Data about app and page elements:

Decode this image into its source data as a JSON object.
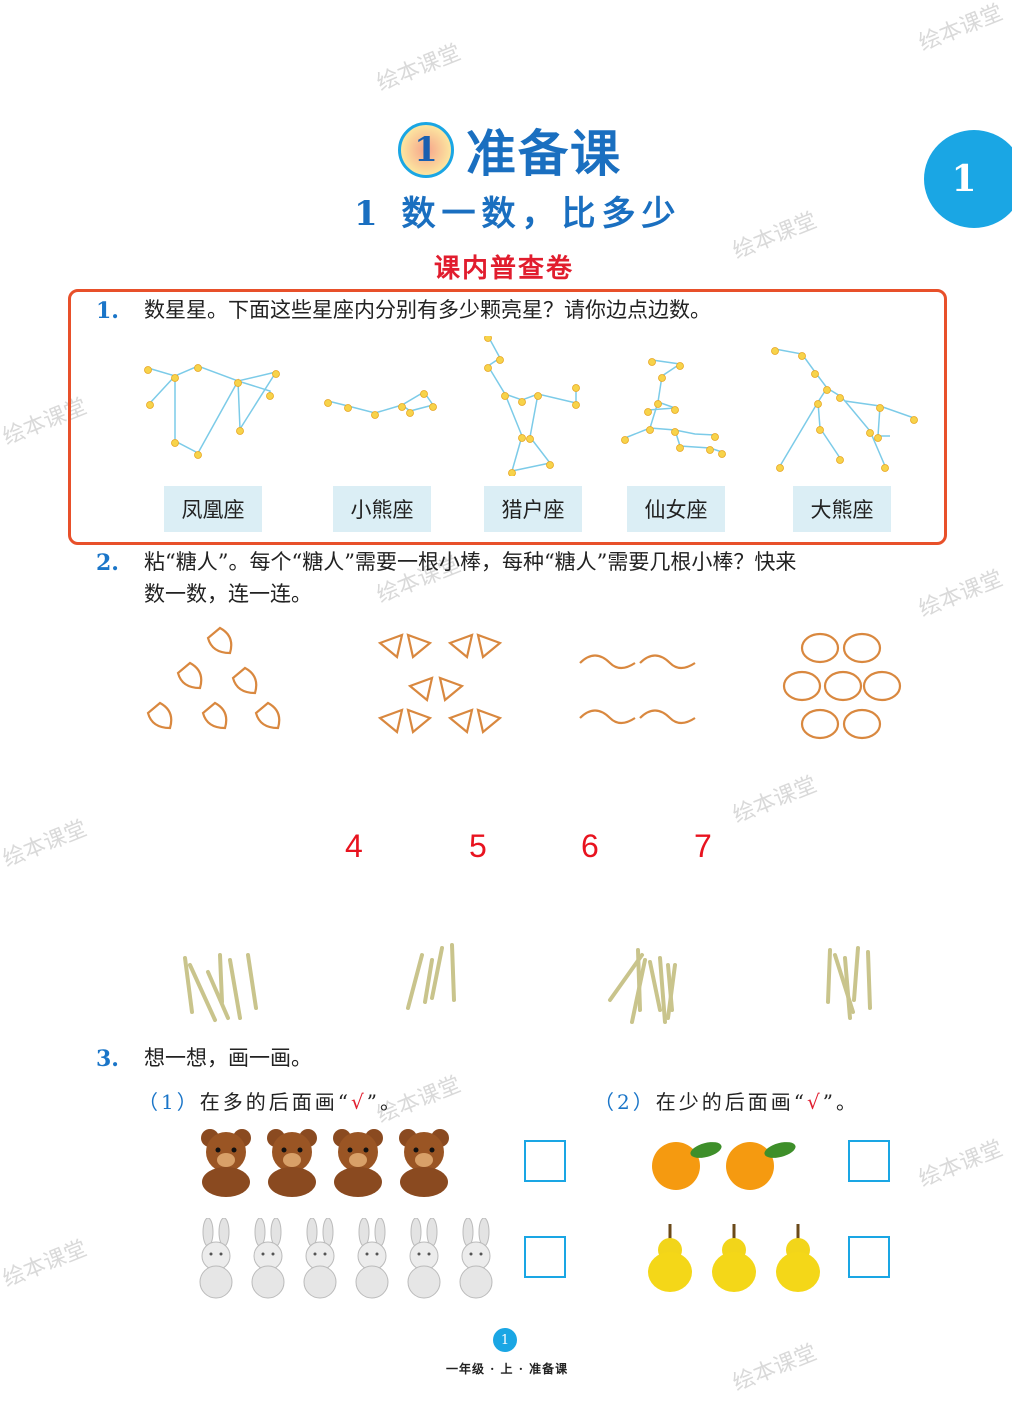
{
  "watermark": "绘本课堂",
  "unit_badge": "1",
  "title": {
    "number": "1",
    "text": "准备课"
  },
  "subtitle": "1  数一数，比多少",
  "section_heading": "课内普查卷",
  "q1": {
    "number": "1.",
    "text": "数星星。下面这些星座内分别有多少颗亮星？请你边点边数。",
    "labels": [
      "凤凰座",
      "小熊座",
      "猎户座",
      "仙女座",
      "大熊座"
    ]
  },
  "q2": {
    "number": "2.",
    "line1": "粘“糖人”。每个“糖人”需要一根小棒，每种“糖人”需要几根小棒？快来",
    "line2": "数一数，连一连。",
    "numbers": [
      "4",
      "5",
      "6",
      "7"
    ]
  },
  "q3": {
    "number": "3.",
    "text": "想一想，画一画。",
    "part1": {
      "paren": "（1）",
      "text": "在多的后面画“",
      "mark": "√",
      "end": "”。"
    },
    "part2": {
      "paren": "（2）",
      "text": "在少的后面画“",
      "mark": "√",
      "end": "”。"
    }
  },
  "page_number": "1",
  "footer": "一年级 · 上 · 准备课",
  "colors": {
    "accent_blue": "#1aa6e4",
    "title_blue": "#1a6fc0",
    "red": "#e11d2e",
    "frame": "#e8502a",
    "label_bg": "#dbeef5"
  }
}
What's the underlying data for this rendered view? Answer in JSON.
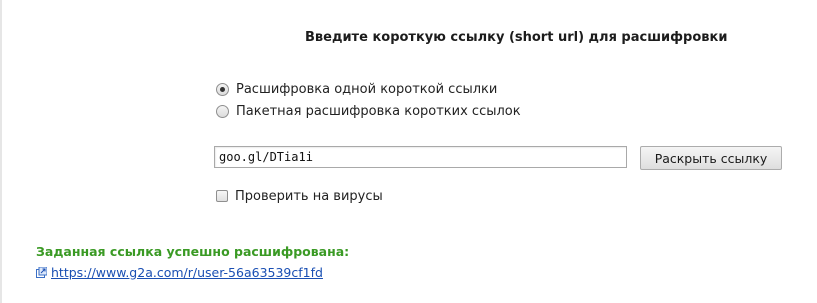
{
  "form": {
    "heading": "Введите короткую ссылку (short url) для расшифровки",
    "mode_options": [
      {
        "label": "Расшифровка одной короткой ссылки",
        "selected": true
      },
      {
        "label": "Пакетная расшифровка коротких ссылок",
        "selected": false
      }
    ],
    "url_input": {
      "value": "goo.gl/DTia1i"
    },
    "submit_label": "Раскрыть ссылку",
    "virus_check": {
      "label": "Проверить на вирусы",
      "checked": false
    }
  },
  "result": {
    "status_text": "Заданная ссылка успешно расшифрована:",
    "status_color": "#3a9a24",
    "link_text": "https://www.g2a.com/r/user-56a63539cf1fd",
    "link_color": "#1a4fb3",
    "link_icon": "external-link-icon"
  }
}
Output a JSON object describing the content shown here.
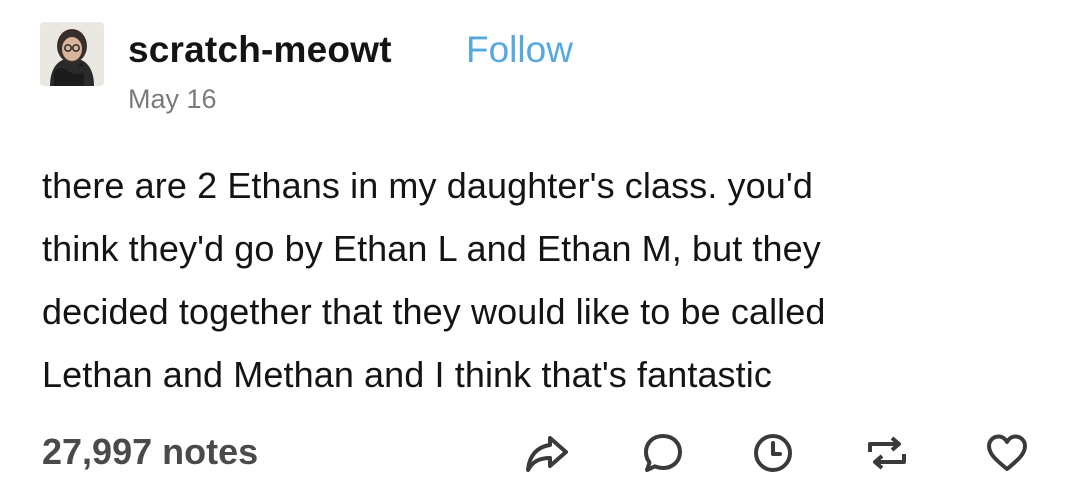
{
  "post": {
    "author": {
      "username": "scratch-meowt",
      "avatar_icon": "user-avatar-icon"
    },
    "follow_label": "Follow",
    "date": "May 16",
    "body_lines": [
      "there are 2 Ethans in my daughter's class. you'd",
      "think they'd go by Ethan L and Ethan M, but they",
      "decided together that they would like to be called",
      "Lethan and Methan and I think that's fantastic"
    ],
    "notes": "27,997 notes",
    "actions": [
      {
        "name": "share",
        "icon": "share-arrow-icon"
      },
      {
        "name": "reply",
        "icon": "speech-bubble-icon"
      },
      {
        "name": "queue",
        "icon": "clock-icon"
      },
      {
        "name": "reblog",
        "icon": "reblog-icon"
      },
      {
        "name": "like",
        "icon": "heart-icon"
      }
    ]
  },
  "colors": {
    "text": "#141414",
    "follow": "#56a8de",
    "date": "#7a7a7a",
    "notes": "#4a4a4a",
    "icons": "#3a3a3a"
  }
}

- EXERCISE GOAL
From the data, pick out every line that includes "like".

- WRITTEN RESPONSE
      "decided together that they would like to be called",
        "name": "like",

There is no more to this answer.